But the entire distance was almost passed, and the hearts of the two were beating high with increasing hope, when Long, with a gasp of terror, grasped the arm of the Professor with incredible force, and jerking him backward, pointed with his extended finger to the camp in front of them.
The native village.
Meanwhile, Fred Ashman and Aaron Johnston the sailor, found themselves involved in a most stirring experience.
After studying the path or trail which led directly from the camp into the vast forest, stretching to an unknown distance from the Xingu, the young man decided to follow the route which he believed had been formed by persons instead of the wild animals of the wilderness.
Johnston was disposed to complain, but he was deeply attached to the manly partner in the exploring enterprise, and there was no reasonable peril which he would not willingly face in his defence.
The forest wore an unusually gloomy and dismal appearance, now that the sun had set and night was closing in.
The roar of the rapids, which at first sounded so loud, grew duller and fainter as they penetrated the wood until it became like the moaning of the distant ocean. The men spoke in guarded undertones and were able to hear each other plainly, while eyes and ears were on the alert, for the first sight or sound of danger.

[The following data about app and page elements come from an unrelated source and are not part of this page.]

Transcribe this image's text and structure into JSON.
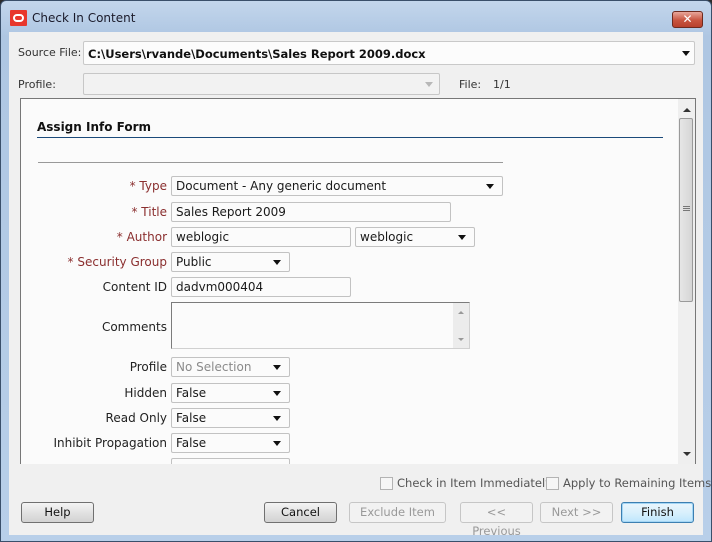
{
  "window": {
    "title": "Check In Content",
    "close_label": "✕"
  },
  "header": {
    "source_file_label": "Source File:",
    "source_file_value": "C:\\Users\\rvande\\Documents\\Sales Report 2009.docx",
    "profile_label": "Profile:",
    "profile_value": "",
    "file_label": "File:",
    "file_value": "1/1"
  },
  "form": {
    "heading": "Assign Info Form",
    "fields": {
      "type": {
        "label": "* Type",
        "value": "Document - Any generic document",
        "required": true
      },
      "title": {
        "label": "* Title",
        "value": "Sales Report 2009",
        "required": true
      },
      "author": {
        "label": "* Author",
        "value": "weblogic",
        "select_value": "weblogic",
        "required": true
      },
      "security_group": {
        "label": "* Security Group",
        "value": "Public",
        "required": true
      },
      "content_id": {
        "label": "Content ID",
        "value": "dadvm000404"
      },
      "comments": {
        "label": "Comments",
        "value": ""
      },
      "profile": {
        "label": "Profile",
        "value": "No Selection",
        "disabled": true
      },
      "hidden": {
        "label": "Hidden",
        "value": "False"
      },
      "read_only": {
        "label": "Read Only",
        "value": "False"
      },
      "inhibit_propagation": {
        "label": "Inhibit Propagation",
        "value": "False"
      }
    }
  },
  "options": {
    "check_in_immediately": {
      "label": "Check in Item Immediately",
      "checked": false
    },
    "apply_remaining": {
      "label": "Apply to Remaining Items",
      "checked": false
    }
  },
  "buttons": {
    "help": "Help",
    "cancel": "Cancel",
    "exclude": "Exclude Item",
    "previous": "<< Previous",
    "next": "Next >>",
    "finish": "Finish"
  }
}
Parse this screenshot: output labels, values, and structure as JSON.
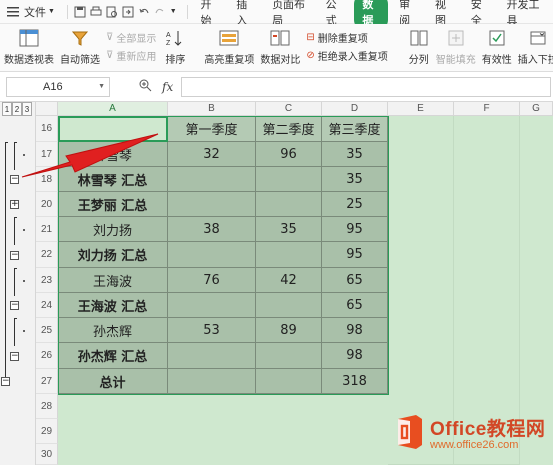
{
  "menu": {
    "file_label": "文件",
    "tabs": [
      "开始",
      "插入",
      "页面布局",
      "公式",
      "数据",
      "审阅",
      "视图",
      "安全",
      "开发工具"
    ],
    "active_tab": "数据"
  },
  "ribbon": {
    "pivot": "数据透视表",
    "autofilter": "自动筛选",
    "show_all": "全部显示",
    "reapply": "重新应用",
    "sort": "排序",
    "highlight_dup": "高亮重复项",
    "compare": "数据对比",
    "remove_dup": "删除重复项",
    "reject_dup": "拒绝录入重复项",
    "split": "分列",
    "smart_fill": "智能填充",
    "validity": "有效性",
    "insert_dropdown": "插入下拉"
  },
  "formula_bar": {
    "cell_ref": "A16",
    "fx": "fx",
    "formula": ""
  },
  "outline": {
    "levels": [
      "1",
      "2",
      "3"
    ]
  },
  "columns": [
    "A",
    "B",
    "C",
    "D",
    "E",
    "F",
    "G"
  ],
  "rows": [
    "16",
    "17",
    "18",
    "20",
    "21",
    "22",
    "23",
    "24",
    "25",
    "26",
    "27",
    "28",
    "29",
    "30"
  ],
  "table": {
    "headers": [
      "",
      "第一季度",
      "第二季度",
      "第三季度"
    ],
    "data": [
      [
        "林雪琴",
        "32",
        "96",
        "35"
      ],
      [
        "林雪琴 汇总",
        "",
        "",
        "35"
      ],
      [
        "王梦丽 汇总",
        "",
        "",
        "25"
      ],
      [
        "刘力扬",
        "38",
        "35",
        "95"
      ],
      [
        "刘力扬 汇总",
        "",
        "",
        "95"
      ],
      [
        "王海波",
        "76",
        "42",
        "65"
      ],
      [
        "王海波 汇总",
        "",
        "",
        "65"
      ],
      [
        "孙杰辉",
        "53",
        "89",
        "98"
      ],
      [
        "孙杰辉 汇总",
        "",
        "",
        "98"
      ],
      [
        "总计",
        "",
        "",
        "318"
      ]
    ]
  },
  "watermark": {
    "brand": "Office教程网",
    "url": "www.office26.com"
  },
  "colors": {
    "accent": "#2a9b58",
    "table_fill": "#a9c0a9",
    "sheet_bg": "#cfe8cf",
    "arrow": "#e02020"
  }
}
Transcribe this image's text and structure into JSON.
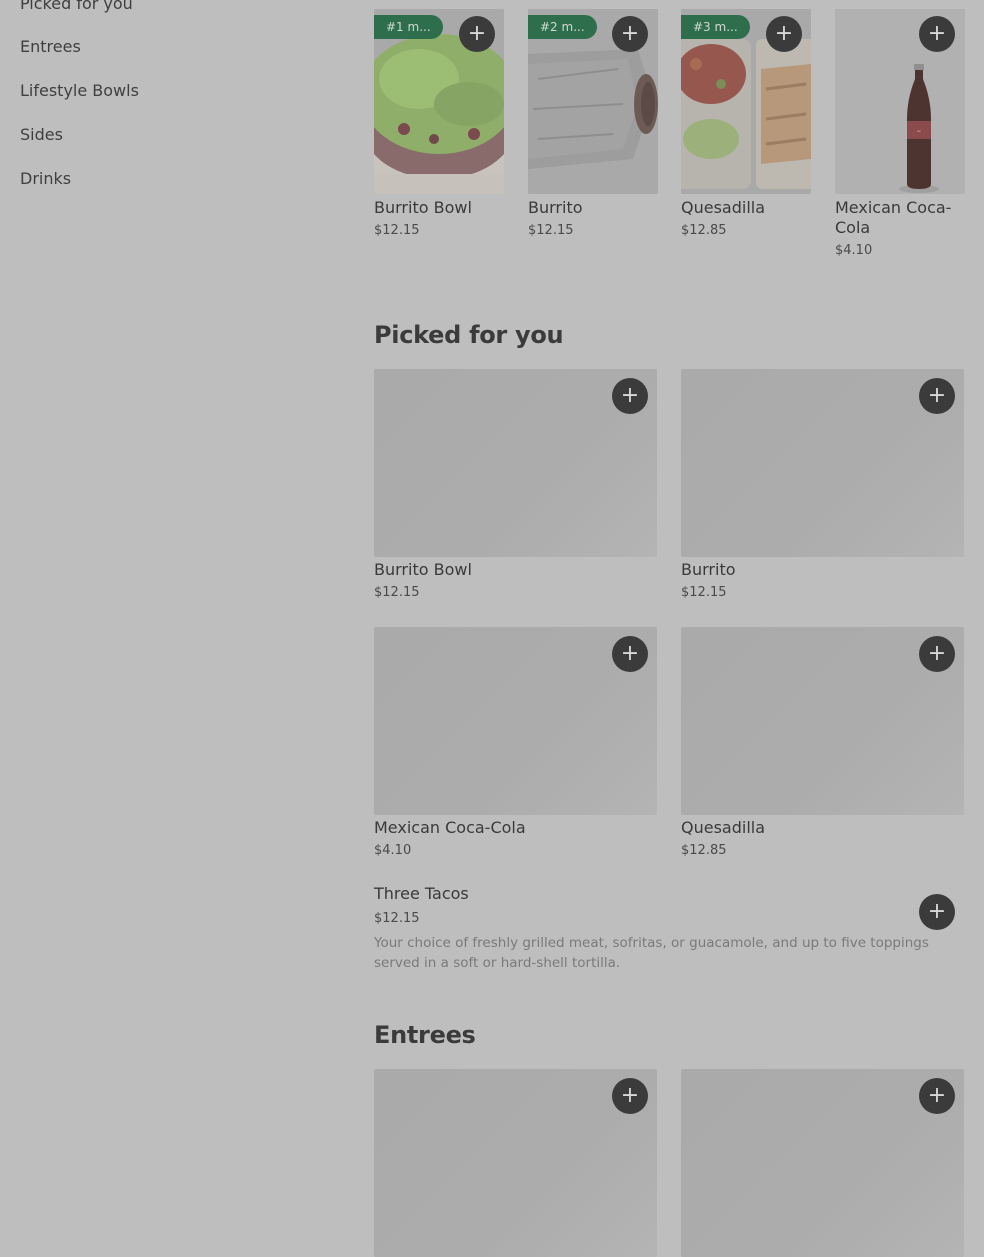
{
  "sidebar": {
    "items": [
      {
        "label": "Picked for you"
      },
      {
        "label": "Entrees"
      },
      {
        "label": "Lifestyle Bowls"
      },
      {
        "label": "Sides"
      },
      {
        "label": "Drinks"
      }
    ]
  },
  "popular": {
    "items": [
      {
        "badge": "#1 m...",
        "name": "Burrito Bowl",
        "price": "$12.15"
      },
      {
        "badge": "#2 m...",
        "name": "Burrito",
        "price": "$12.15"
      },
      {
        "badge": "#3 m...",
        "name": "Quesadilla",
        "price": "$12.85"
      },
      {
        "badge": "",
        "name": "Mexican Coca-Cola",
        "price": "$4.10"
      }
    ]
  },
  "picked": {
    "title": "Picked for you",
    "items": [
      {
        "name": "Burrito Bowl",
        "price": "$12.15"
      },
      {
        "name": "Burrito",
        "price": "$12.15"
      },
      {
        "name": "Mexican Coca-Cola",
        "price": "$4.10"
      },
      {
        "name": "Quesadilla",
        "price": "$12.85"
      }
    ],
    "tacos": {
      "name": "Three Tacos",
      "price": "$12.15",
      "description": "Your choice of freshly grilled meat, sofritas, or guacamole, and up to five toppings served in a soft or hard-shell tortilla."
    }
  },
  "entrees": {
    "title": "Entrees"
  },
  "icons": {
    "add": "plus-icon"
  },
  "colors": {
    "badge": "#2f6e4c",
    "button": "#3b3b3b",
    "overlay_background": "#bebebe"
  }
}
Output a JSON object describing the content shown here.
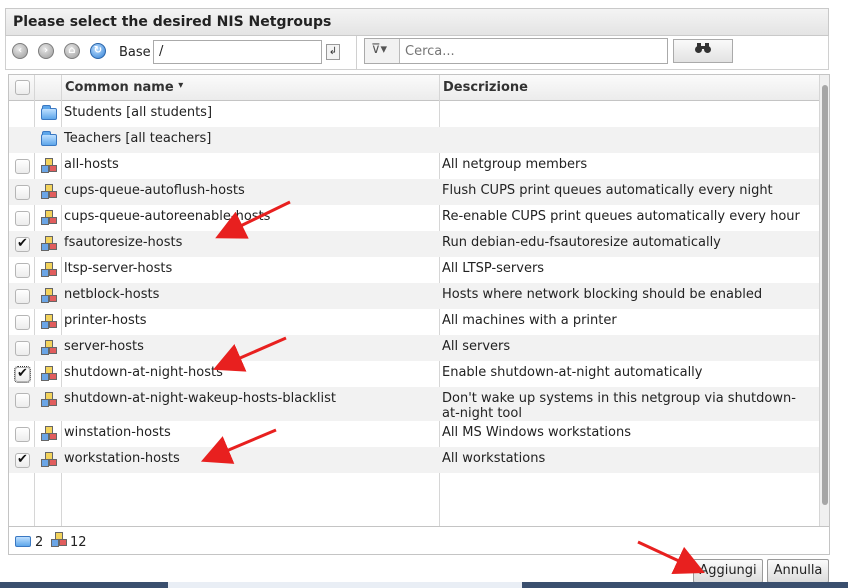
{
  "dialog": {
    "title": "Please select the desired NIS Netgroups"
  },
  "toolbar": {
    "nav_icons": [
      "back-icon",
      "forward-icon",
      "home-icon",
      "reload-icon"
    ],
    "base_label": "Base",
    "base_value": "/",
    "filter_placeholder": "Cerca..."
  },
  "table": {
    "columns": [
      "Common name",
      "Descrizione"
    ],
    "sort_indicator": "▾",
    "rows": [
      {
        "type": "folder",
        "name": "Students [all students]",
        "desc": "",
        "checkbox": false,
        "checked": false
      },
      {
        "type": "folder",
        "name": "Teachers [all teachers]",
        "desc": "",
        "checkbox": false,
        "checked": false
      },
      {
        "type": "group",
        "name": "all-hosts",
        "desc": "All netgroup members",
        "checkbox": true,
        "checked": false
      },
      {
        "type": "group",
        "name": "cups-queue-autoflush-hosts",
        "desc": "Flush CUPS print queues automatically every night",
        "checkbox": true,
        "checked": false
      },
      {
        "type": "group",
        "name": "cups-queue-autoreenable-hosts",
        "desc": "Re-enable CUPS print queues automatically every hour",
        "checkbox": true,
        "checked": false
      },
      {
        "type": "group",
        "name": "fsautoresize-hosts",
        "desc": "Run debian-edu-fsautoresize automatically",
        "checkbox": true,
        "checked": true
      },
      {
        "type": "group",
        "name": "ltsp-server-hosts",
        "desc": "All LTSP-servers",
        "checkbox": true,
        "checked": false
      },
      {
        "type": "group",
        "name": "netblock-hosts",
        "desc": "Hosts where network blocking should be enabled",
        "checkbox": true,
        "checked": false
      },
      {
        "type": "group",
        "name": "printer-hosts",
        "desc": "All machines with a printer",
        "checkbox": true,
        "checked": false
      },
      {
        "type": "group",
        "name": "server-hosts",
        "desc": "All servers",
        "checkbox": true,
        "checked": false
      },
      {
        "type": "group",
        "name": "shutdown-at-night-hosts",
        "desc": "Enable shutdown-at-night automatically",
        "checkbox": true,
        "checked": true
      },
      {
        "type": "group",
        "name": "shutdown-at-night-wakeup-hosts-blacklist",
        "desc": "Don't wake up systems in this netgroup via shutdown-at-night tool",
        "checkbox": true,
        "checked": false
      },
      {
        "type": "group",
        "name": "winstation-hosts",
        "desc": "All MS Windows workstations",
        "checkbox": true,
        "checked": false
      },
      {
        "type": "group",
        "name": "workstation-hosts",
        "desc": "All workstations",
        "checkbox": true,
        "checked": true
      }
    ]
  },
  "footer": {
    "folder_count": "2",
    "group_count": "12"
  },
  "buttons": {
    "add": "Aggiungi",
    "cancel": "Annulla"
  },
  "colors": {
    "arrow": "#e8201f",
    "row_alt": "#f2f2f2"
  }
}
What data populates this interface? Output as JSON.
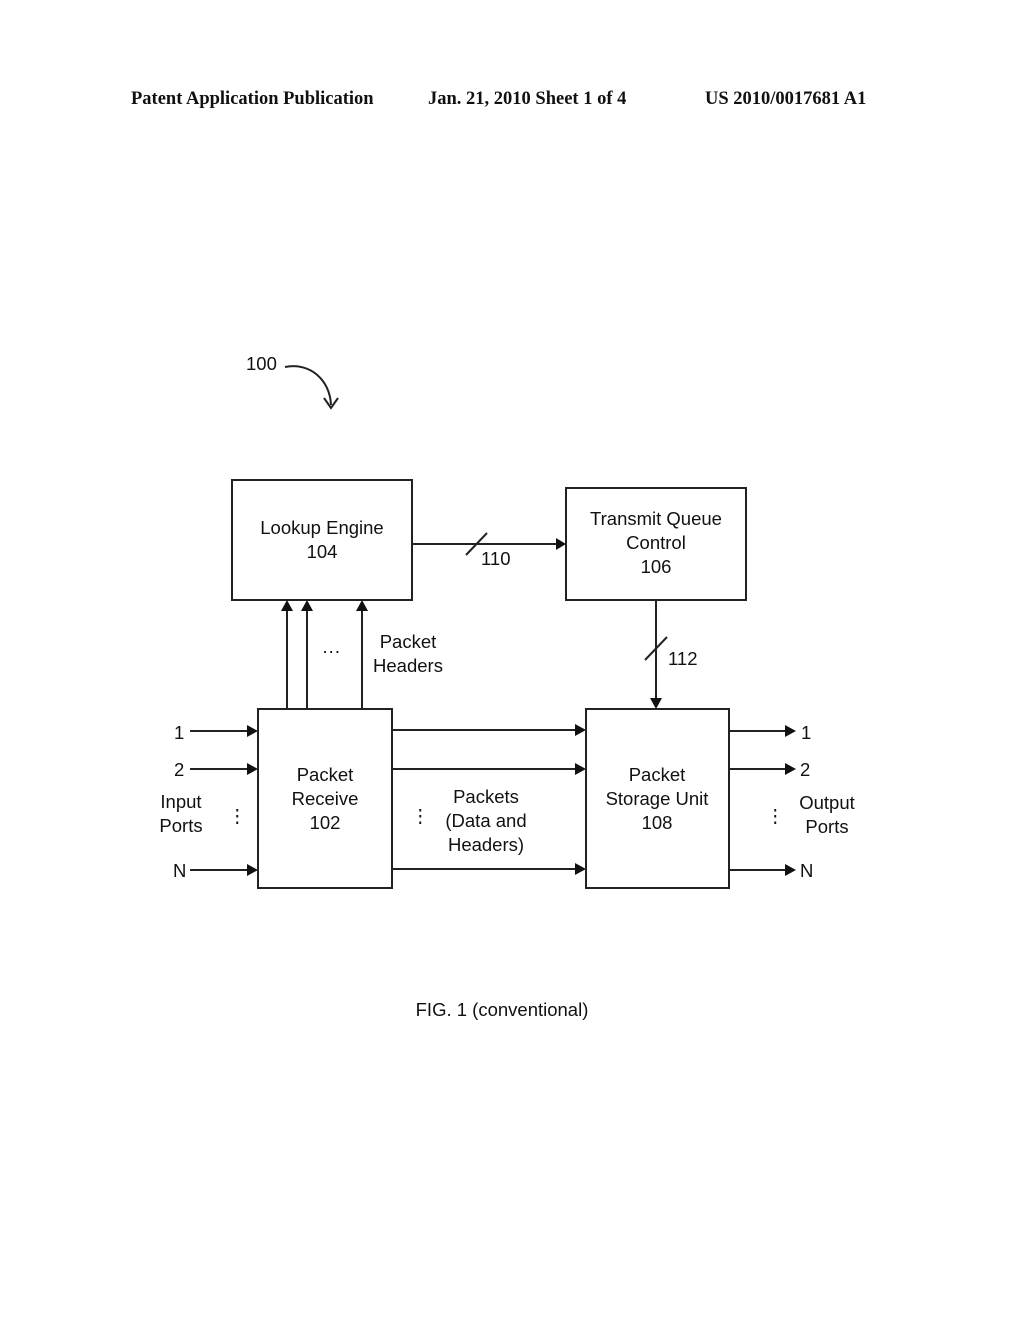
{
  "header": {
    "publication": "Patent Application Publication",
    "date_sheet": "Jan. 21, 2010  Sheet 1 of 4",
    "number": "US 2010/0017681 A1"
  },
  "figure": {
    "ref_system": "100",
    "caption": "FIG. 1 (conventional)",
    "blocks": {
      "lookup_engine": [
        "Lookup Engine",
        "104"
      ],
      "transmit_queue": [
        "Transmit Queue",
        "Control",
        "106"
      ],
      "packet_receive": [
        "Packet",
        "Receive",
        "102"
      ],
      "packet_storage": [
        "Packet",
        "Storage Unit",
        "108"
      ]
    },
    "buses": {
      "bus_110": "110",
      "bus_112": "112"
    },
    "labels": {
      "packet_headers": [
        "Packet",
        "Headers"
      ],
      "packets": [
        "Packets",
        "(Data and",
        "Headers)"
      ],
      "input_ports": [
        "Input",
        "Ports"
      ],
      "output_ports": [
        "Output",
        "Ports"
      ],
      "ellipsis_h": "···",
      "vdots": "⋮"
    },
    "input_port_ids": [
      "1",
      "2",
      "N"
    ],
    "output_port_ids": [
      "1",
      "2",
      "N"
    ]
  }
}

Being within the forest, they were favored with but little of the moonlight, which proved such a help to their friends in their ascent of the bank of the Xingu to the head of the rapids. But here and there a few of the rays penetrated the vegetation overhead and illuminated the trail sufficiently to prevent their wandering from it.
Ashman was less than a rod in advance of the sailor and led until they had traversed perhaps a fifth of a mile, during which they met no living creature, though the noises from the wood left no doubt that wild animals were on every hand.
Fred began to think he had gone far enough, though his wish to obtain a glimpse of the village, which he believed was not far off, prevented his coming to a full stop. Johnston noticing his hesitation put in another vigorous protest, but he was easily persuaded to venture further under the pledge that if they discovered nothing within the next ten minutes, they would withdraw and return to camp.
Knowing that his companion would insist on the fulfillment of this agreement, Fred pushed on faster than before; the sailor, however, easily maintaining his place almost on his heels. It was only at intervals they spoke, for there was no call to do so, and it was not wise to allow any cause to interfere with their watchfulness for the peril which was liable to come with the suddenness of the thunderbolt.
By stepping carefully they were able to proceed without noise, and, at the same time, hoped to catch the sound of any other footsteps, since there was not supposed to be any call on the part of the natives for the caution which they might have displayed under different circumstances.